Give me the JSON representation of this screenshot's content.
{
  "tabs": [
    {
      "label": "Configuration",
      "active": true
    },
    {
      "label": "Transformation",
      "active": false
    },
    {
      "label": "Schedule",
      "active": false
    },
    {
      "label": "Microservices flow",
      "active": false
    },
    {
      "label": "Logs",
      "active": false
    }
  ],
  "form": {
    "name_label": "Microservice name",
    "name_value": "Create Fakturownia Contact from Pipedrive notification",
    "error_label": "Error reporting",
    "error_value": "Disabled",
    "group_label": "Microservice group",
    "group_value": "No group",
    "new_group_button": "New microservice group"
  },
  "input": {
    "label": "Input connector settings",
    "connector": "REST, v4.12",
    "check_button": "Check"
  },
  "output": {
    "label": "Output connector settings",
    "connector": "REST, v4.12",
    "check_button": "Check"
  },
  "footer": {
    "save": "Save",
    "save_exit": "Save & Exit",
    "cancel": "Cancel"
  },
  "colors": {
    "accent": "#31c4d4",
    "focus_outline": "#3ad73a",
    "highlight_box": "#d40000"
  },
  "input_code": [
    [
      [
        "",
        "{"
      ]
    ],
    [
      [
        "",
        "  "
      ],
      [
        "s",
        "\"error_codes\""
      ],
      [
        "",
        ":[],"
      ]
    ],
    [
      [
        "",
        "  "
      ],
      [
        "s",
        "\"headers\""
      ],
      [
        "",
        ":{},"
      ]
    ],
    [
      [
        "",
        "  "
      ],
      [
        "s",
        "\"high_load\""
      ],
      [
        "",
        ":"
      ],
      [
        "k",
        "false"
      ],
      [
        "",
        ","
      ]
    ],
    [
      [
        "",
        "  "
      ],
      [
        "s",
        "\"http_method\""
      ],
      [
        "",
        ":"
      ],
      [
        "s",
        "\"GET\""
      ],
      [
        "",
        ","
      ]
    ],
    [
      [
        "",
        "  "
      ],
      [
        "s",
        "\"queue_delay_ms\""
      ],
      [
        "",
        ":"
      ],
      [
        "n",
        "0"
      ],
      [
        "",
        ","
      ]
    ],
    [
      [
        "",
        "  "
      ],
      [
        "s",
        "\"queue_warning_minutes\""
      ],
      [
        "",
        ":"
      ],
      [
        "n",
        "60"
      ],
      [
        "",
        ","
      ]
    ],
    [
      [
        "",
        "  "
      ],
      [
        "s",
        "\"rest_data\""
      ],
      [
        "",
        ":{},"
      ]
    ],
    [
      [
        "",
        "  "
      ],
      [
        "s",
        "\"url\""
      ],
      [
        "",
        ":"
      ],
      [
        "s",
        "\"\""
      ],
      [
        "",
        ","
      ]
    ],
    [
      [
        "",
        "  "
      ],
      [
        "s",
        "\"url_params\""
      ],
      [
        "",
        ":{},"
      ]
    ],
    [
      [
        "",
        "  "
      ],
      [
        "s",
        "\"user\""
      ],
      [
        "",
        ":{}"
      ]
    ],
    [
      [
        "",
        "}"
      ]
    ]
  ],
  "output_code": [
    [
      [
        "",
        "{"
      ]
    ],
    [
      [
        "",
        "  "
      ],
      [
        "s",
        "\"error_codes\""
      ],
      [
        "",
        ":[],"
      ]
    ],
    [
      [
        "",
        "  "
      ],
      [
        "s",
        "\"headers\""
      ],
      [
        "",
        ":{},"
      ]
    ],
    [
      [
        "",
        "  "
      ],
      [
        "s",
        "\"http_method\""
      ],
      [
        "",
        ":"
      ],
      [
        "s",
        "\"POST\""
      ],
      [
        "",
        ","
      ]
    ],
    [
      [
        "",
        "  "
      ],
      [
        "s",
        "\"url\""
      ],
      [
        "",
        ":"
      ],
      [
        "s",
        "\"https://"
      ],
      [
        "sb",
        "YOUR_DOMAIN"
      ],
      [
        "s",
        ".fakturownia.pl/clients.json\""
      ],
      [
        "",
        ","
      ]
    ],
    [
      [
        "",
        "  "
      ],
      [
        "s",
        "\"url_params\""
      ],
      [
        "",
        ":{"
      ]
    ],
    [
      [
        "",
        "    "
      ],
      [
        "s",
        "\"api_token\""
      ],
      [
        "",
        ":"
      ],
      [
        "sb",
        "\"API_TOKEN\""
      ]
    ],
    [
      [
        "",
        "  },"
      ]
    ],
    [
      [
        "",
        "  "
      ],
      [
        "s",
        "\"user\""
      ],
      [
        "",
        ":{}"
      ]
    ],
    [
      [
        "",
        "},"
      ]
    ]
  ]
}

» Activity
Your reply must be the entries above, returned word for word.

» Exercise result
Give me the JSON representation of this screenshot's content.
{
  "tabs": [
    {
      "label": "Configuration",
      "active": true
    },
    {
      "label": "Transformation",
      "active": false
    },
    {
      "label": "Schedule",
      "active": false
    },
    {
      "label": "Microservices flow",
      "active": false
    },
    {
      "label": "Logs",
      "active": false
    }
  ],
  "form": {
    "name_label": "Microservice name",
    "name_value": "Create Fakturownia Contact from Pipedrive notification",
    "error_label": "Error reporting",
    "error_value": "Disabled",
    "group_label": "Microservice group",
    "group_value": "No group",
    "new_group_button": "New microservice group"
  },
  "input": {
    "label": "Input connector settings",
    "connector": "REST, v4.12",
    "check_button": "Check"
  },
  "output": {
    "label": "Output connector settings",
    "connector": "REST, v4.12",
    "check_button": "Check"
  },
  "footer": {
    "save": "Save",
    "save_exit": "Save & Exit",
    "cancel": "Cancel"
  },
  "colors": {
    "accent": "#31c4d4",
    "focus_outline": "#3ad73a",
    "highlight_box": "#d40000"
  },
  "input_code": [
    [
      [
        "",
        "{"
      ]
    ],
    [
      [
        "",
        "  "
      ],
      [
        "s",
        "\"error_codes\""
      ],
      [
        "",
        ":[],"
      ]
    ],
    [
      [
        "",
        "  "
      ],
      [
        "s",
        "\"headers\""
      ],
      [
        "",
        ":{},"
      ]
    ],
    [
      [
        "",
        "  "
      ],
      [
        "s",
        "\"high_load\""
      ],
      [
        "",
        ":"
      ],
      [
        "k",
        "false"
      ],
      [
        "",
        ","
      ]
    ],
    [
      [
        "",
        "  "
      ],
      [
        "s",
        "\"http_method\""
      ],
      [
        "",
        ":"
      ],
      [
        "s",
        "\"GET\""
      ],
      [
        "",
        ","
      ]
    ],
    [
      [
        "",
        "  "
      ],
      [
        "s",
        "\"queue_delay_ms\""
      ],
      [
        "",
        ":"
      ],
      [
        "n",
        "0"
      ],
      [
        "",
        ","
      ]
    ],
    [
      [
        "",
        "  "
      ],
      [
        "s",
        "\"queue_warning_minutes\""
      ],
      [
        "",
        ":"
      ],
      [
        "n",
        "60"
      ],
      [
        "",
        ","
      ]
    ],
    [
      [
        "",
        "  "
      ],
      [
        "s",
        "\"rest_data\""
      ],
      [
        "",
        ":{},"
      ]
    ],
    [
      [
        "",
        "  "
      ],
      [
        "s",
        "\"url\""
      ],
      [
        "",
        ":"
      ],
      [
        "s",
        "\"\""
      ],
      [
        "",
        ","
      ]
    ],
    [
      [
        "",
        "  "
      ],
      [
        "s",
        "\"url_params\""
      ],
      [
        "",
        ":{},"
      ]
    ],
    [
      [
        "",
        "  "
      ],
      [
        "s",
        "\"user\""
      ],
      [
        "",
        ":{}"
      ]
    ],
    [
      [
        "",
        "}"
      ]
    ]
  ],
  "output_code": [
    [
      [
        "",
        "{"
      ]
    ],
    [
      [
        "",
        "  "
      ],
      [
        "s",
        "\"error_codes\""
      ],
      [
        "",
        ":[],"
      ]
    ],
    [
      [
        "",
        "  "
      ],
      [
        "s",
        "\"headers\""
      ],
      [
        "",
        ":{},"
      ]
    ],
    [
      [
        "",
        "  "
      ],
      [
        "s",
        "\"http_method\""
      ],
      [
        "",
        ":"
      ],
      [
        "s",
        "\"POST\""
      ],
      [
        "",
        ","
      ]
    ],
    [
      [
        "",
        "  "
      ],
      [
        "s",
        "\"url\""
      ],
      [
        "",
        ":"
      ],
      [
        "s",
        "\"https://"
      ],
      [
        "sb",
        "YOUR_DOMAIN"
      ],
      [
        "s",
        ".fakturownia.pl/clients.json\""
      ],
      [
        "",
        ","
      ]
    ],
    [
      [
        "",
        "  "
      ],
      [
        "s",
        "\"url_params\""
      ],
      [
        "",
        ":{"
      ]
    ],
    [
      [
        "",
        "    "
      ],
      [
        "s",
        "\"api_token\""
      ],
      [
        "",
        ":"
      ],
      [
        "sb",
        "\"API_TOKEN\""
      ]
    ],
    [
      [
        "",
        "  },"
      ]
    ],
    [
      [
        "",
        "  "
      ],
      [
        "s",
        "\"user\""
      ],
      [
        "",
        ":{}"
      ]
    ],
    [
      [
        "",
        "},"
      ]
    ]
  ]
}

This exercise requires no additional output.